Before I conclude, a few words on the role of the University in stimulating the necessary thought and action to spur the type of sustainable economic growth model that I have proposed in this Lecture. 

Let me start by commending SRC for this annual Lecture Series that provides us all with an opportunity to think - as an academic community - about the seminal role of economic policy in driving growth in our region, much in the way that the Honourable Owen Arthur would have wanted and embodied through his writings and approach to policymaking.   

But beyond just Lecture Series, the region is also looking to UWI to create the necessary global action: and it is delivering, especially on the sustainability agenda.  The University recently announced at the SDG Summit in New York that it is launching a new International School for Development Justice that will help accelerate progress towards the Sustainable Development Goals.  I also welcome the work of the Shridath Ramphal Centre in stimulating a new paradigm for trade reform that is built on a recognition that environmental, economic and social progress towards the SDGs can only be achieved through an inclusive and transparent approach.  The Centre, working with Yale and Tufts University, is part of a Remaking Trade Project that has released proposals to reform the multilateral trade agenda. 

Similar, the Sagicor Cave Hill School of Business and Management, known for fostering research and innovation, is working on initiatives aimed at enhancing economic and social sustainability at both national and regional levels. In collaboration with the Barbados Private Sector Association, the school has developed the Barbados Business Environment and Indicators (BBEI) Data Repository and Dashboard to measure and optimise the private sector's performance in alignment with the Sustainable Development Goals (SDGs). Additionally, the school is working with African partners to enhance trade facilitation and infrastructure, promoting increased trade between West Africa, Brazil, and CARICOM, emphasising green trade and the SDGs, and identifying opportunities for reducing trade barriers and investing in infrastructure.

The Central Bank of Barbados wants to add to these efforts of making UWI a beacon for the region's development:  we are pleased to announce that we will be working with the SRC and the Cave Hill Campus to organise and digitise the works and files of PM Owen Arthur so that they can be made available to the researchers to draw inspiration from. 

CONCLUSION

In conclusion, I want to emphasise that we're not just passive witnesses to the transformation unfolding in the Caribbean - we're active participants, changemakers, shaping our narrative. The goals I've outlined for environmental sustainability, human capital development, and tech innovation aren't distant landmarks; they're stepping stones in our daily journey. Every effort, every initiative, brings this vision to life, reflecting our unwavering spirit and resilience.

We stand on the brink of unparalleled opportunities, illuminated by the golden jubilee of CARICOM and our strengthening ties with Africa. Our growth is tangible, felt in the lives of our people, the preservation of our environment, and the enriching of our regional and global partnerships. We're not confined to the echoes of the past; instead, we're scripting a dynamic future where prosperity, inclusivity, and resilience are not aspirations but our lived reality.

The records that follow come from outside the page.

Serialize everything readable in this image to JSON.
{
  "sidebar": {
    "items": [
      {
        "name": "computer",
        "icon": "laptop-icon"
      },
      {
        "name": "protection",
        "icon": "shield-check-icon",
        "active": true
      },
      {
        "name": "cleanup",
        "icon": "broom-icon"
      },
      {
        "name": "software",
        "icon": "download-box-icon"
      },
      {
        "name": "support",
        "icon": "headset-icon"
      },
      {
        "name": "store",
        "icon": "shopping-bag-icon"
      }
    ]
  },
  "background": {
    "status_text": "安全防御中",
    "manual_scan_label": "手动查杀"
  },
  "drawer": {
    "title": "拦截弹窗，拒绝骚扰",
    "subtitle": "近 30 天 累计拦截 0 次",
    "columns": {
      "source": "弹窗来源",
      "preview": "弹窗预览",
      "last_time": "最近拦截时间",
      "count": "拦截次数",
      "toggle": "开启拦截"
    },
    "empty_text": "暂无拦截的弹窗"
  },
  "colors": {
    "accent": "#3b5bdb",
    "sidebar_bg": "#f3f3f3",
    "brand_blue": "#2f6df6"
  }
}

Our reflections are not abstract but grounded in actionable insights. Owen Arthur's advocacy for functional cooperation is not a vestige of the past but an enduring framework. As we venture into intricate dialogues on growth, Arthur's words serve as both a compass and catalyst. His belief that, "the future of each is bound up in the future of all," encapsulates our journey of weaving individual progress into collective prosperity.

Our engagement tonight isn't a culmination but a continuation. Each idea, insight, and aspiration contributes to a narrative enriched by diversity and solidarity. In the esteemed words of Owen Arthur, "In unity, there's not just strength but an invincible resilience," a testament to our collective journey of crafting a Caribbean narrative where sustainable and inclusive economic growth isn't a distant aspiration but a living, evolving reality.

Thank you!